An evil army of ghosts and monsters have been summoned to destroy and infest the lands. Two ghost sweepers with unique abilities must set out and defeat them. You build and destroy blocks in order to create barriers, platforms, and traps. There are a lot of different worlds and stages to complete in Ghost Sweeper. Each stage also will reward you with stars based on your progress. You can replay any level at your leisure and try either character to see which one works best on that specific stage.

Here’s what I liked:

Nice Fantasy World — If there’s one thing that I liked, it’s that the actual world is kind of fun. There are a lot of little monsters that were brought by some evil guy and it’s cool that the two ghost sweeper characters have come to get rid of them. There are several worlds with multiple stages, increasing in difficulty, and showing more enemy types. The style is simple yet each level is built just a little differently. It does give a bit of nostalgia feel from the earlier days of gaming, being difficult but not impossible. I just wish the characters had a little more life to them. They don’t talk and there seems an absence of any real story.

Here’s what I didn’t like:

All Those Riches — Each stage has coins and cool artifacts to collect. However, they do literally nothing except help you get more gold stars. You’d think there would be something to buy with them. I guess there is a tent you can go to for purchasing things, but you aren’t really shown how it works and I still didn’t have it unlocked through the entire second world. I’m guessing this is where the “pay to play” part was in the free version of the game in the Apple Store. I generally started skipping everything but making it to the finish line just so I could get to the next level in the hope that things would get better. The game doesn’t even keep track of what you’ve collected nor is there a little menu showing you what artifacts have been obtained. At least, not one that was obvious to me. It’s like a tasteless dressing put onto a salad.

Jumping and Blocks — You move around by creating blocks of what appears to be ice (no clue what they are since it’s never talked about). You can break them and so can enemies. They are used for creating barriers and for stopping certain enemies. The jumping and platforming is not that responsive and makes it a little difficult to navigate. There’s a certain timing you need which never feels right. It’s like you’re fighting the poor execution as much as the monsters.

Death Becomes You — For some reason, there’s a special annoyance with death. I have played several games where you die numerous times trying to finish a goal. However, times you die here just don’t seem like part of the plan. It’s as if you should have health or a few lives. I died way too many times to stupid things, like jumping on a fire I thought was out or running past an enemy that was on the ground. Things I don’t feel I should have died to. There are too many chances of death for something I didn’t enjoy playing in the first place. Maybe that’s the problem, I just didn’t like completing the levels. They felt like chores that never ended.
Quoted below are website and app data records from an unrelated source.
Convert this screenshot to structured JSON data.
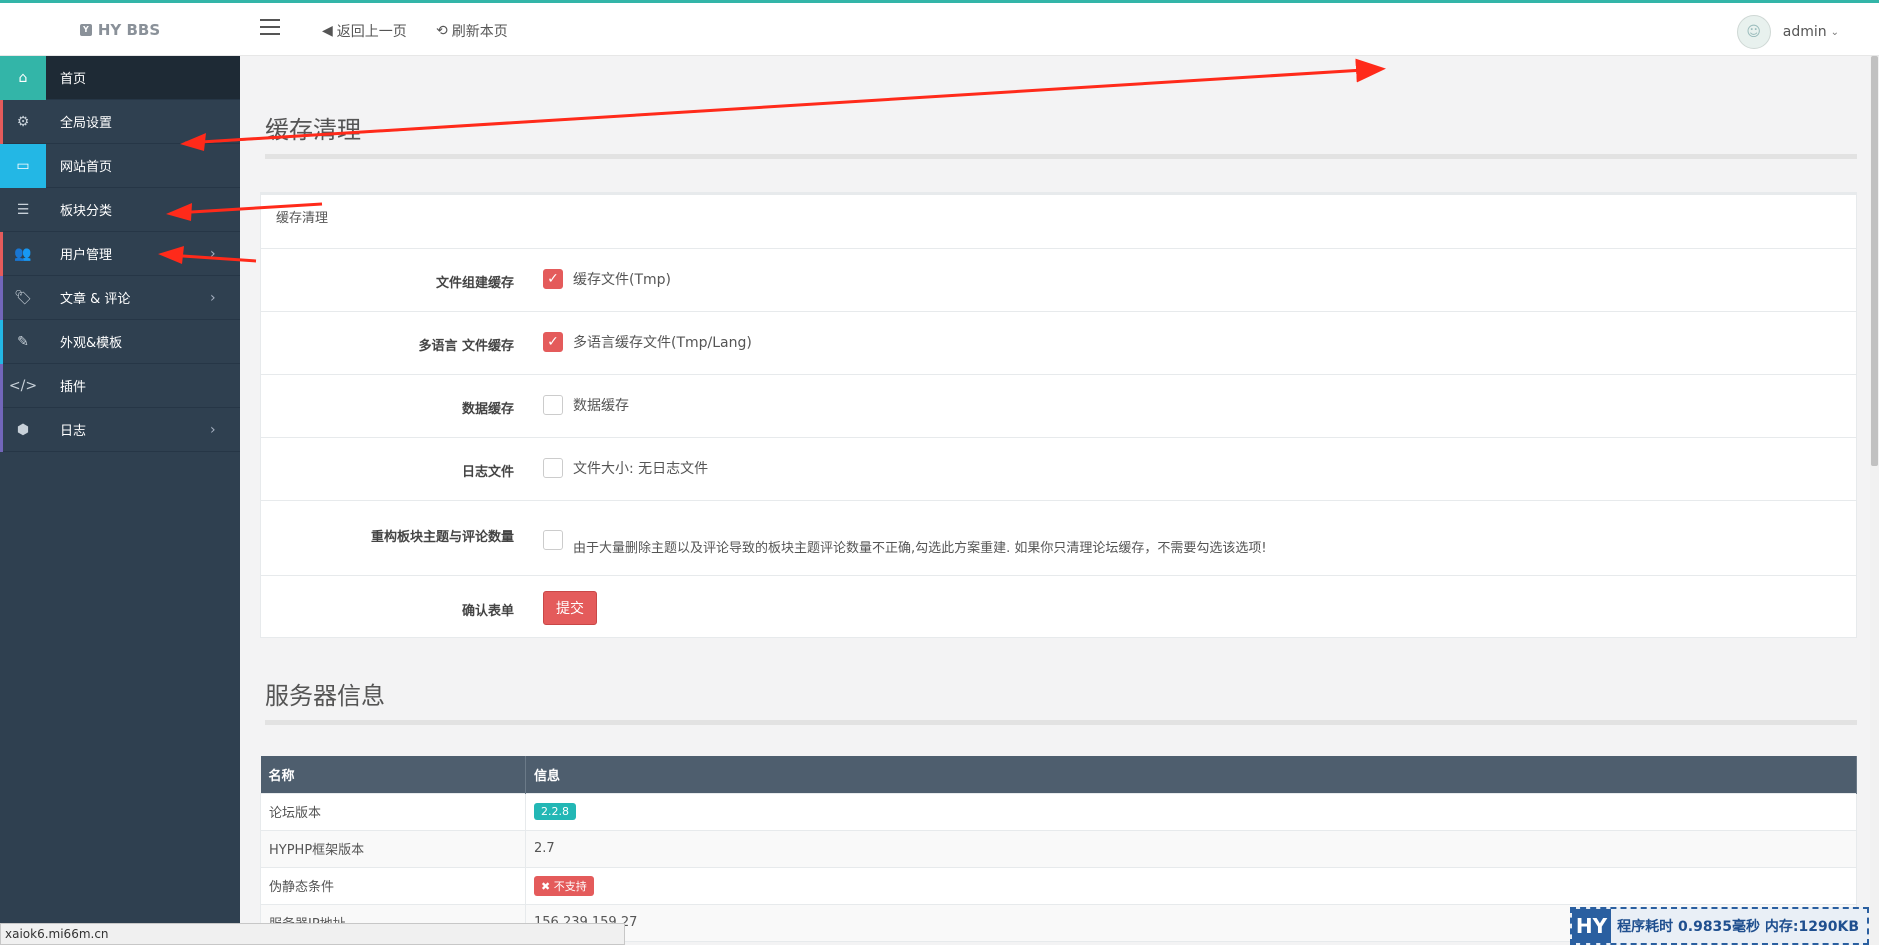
{
  "header": {
    "brand": "HY BBS",
    "back_link": "返回上一页",
    "refresh_link": "刷新本页",
    "username": "admin"
  },
  "sidebar": {
    "items": [
      {
        "label": "首页",
        "icon": "home-icon"
      },
      {
        "label": "全局设置",
        "icon": "gear-icon"
      },
      {
        "label": "网站首页",
        "icon": "monitor-icon"
      },
      {
        "label": "板块分类",
        "icon": "list-icon"
      },
      {
        "label": "用户管理",
        "icon": "users-icon"
      },
      {
        "label": "文章 & 评论",
        "icon": "tags-icon"
      },
      {
        "label": "外观&模板",
        "icon": "brush-icon"
      },
      {
        "label": "插件",
        "icon": "code-icon"
      },
      {
        "label": "日志",
        "icon": "cube-icon"
      }
    ]
  },
  "cache": {
    "title": "缓存清理",
    "panel_heading": "缓存清理",
    "rows": [
      {
        "label": "文件组建缓存",
        "option": "缓存文件(Tmp)",
        "checked": true
      },
      {
        "label": "多语言 文件缓存",
        "option": "多语言缓存文件(Tmp/Lang)",
        "checked": true
      },
      {
        "label": "数据缓存",
        "option": "数据缓存",
        "checked": false
      },
      {
        "label": "日志文件",
        "option": "文件大小: 无日志文件",
        "checked": false
      },
      {
        "label": "重构板块主题与评论数量",
        "option": "由于大量删除主题以及评论导致的板块主题评论数量不正确,勾选此方案重建. 如果你只清理论坛缓存，不需要勾选该选项!",
        "checked": false
      }
    ],
    "confirm_label": "确认表单",
    "submit_label": "提交"
  },
  "server": {
    "title": "服务器信息",
    "columns": [
      "名称",
      "信息"
    ],
    "rows": [
      {
        "name": "论坛版本",
        "value": "2.2.8"
      },
      {
        "name": "HYPHP框架版本",
        "value": "2.7"
      },
      {
        "name": "伪静态条件",
        "value": "✖ 不支持"
      },
      {
        "name": "服务器IP地址",
        "value": "156.239.159.27"
      }
    ]
  },
  "statusbar": {
    "url": "xaiok6.mi66m.cn"
  },
  "debug": {
    "logo": "HY",
    "text": "程序耗时 0.9835毫秒 内存:1290KB"
  },
  "colors": {
    "accent_teal": "#33b5a8",
    "sidebar_bg": "#2f4050",
    "danger": "#e45b5b",
    "arrow_red": "#ff2a1a"
  }
}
Any hints of decent gameplay are overshadowed by a lot of faults. With the bad accuracy for platforming, it’s difficult to get good at the game. To succeed you must really stop and think, which is a good thing except you have a little timer counting down that will make you feel rushed. The first character I tried was horrible, having to suck in ghosts with a vacuum and shoot them before they escaped and killed me. I hated the mechanic. I felt better with the second character who just shot them. However, you’re so limited on magic that you don’t get the joy of killing things. You have to be specific on what you kill them platform to get more magic, which also only gives you one shot. This is severely limiting your options on how you want to accomplish completing levels and gives you no satisfaction completing a level without “doing everything”.

With minor changes to this, there could have been some kind of charm that a lot of people could like. But sadly, none of these design choices were executed and we’re left with an unmemorable game that released a while back on the Apple store and was free, minus in-app purchases. With that in mind, I imagine the price tag is basically unlocking the game without having to actually spend the money to play. At least there’s that.

Score: No Appeal

Ghost Sweeper was published by Totalconsole and developed by 7 Raven Studios on Xbox One. It was released on April 4, 2020, for $4.99. A copy was provided for review purposes.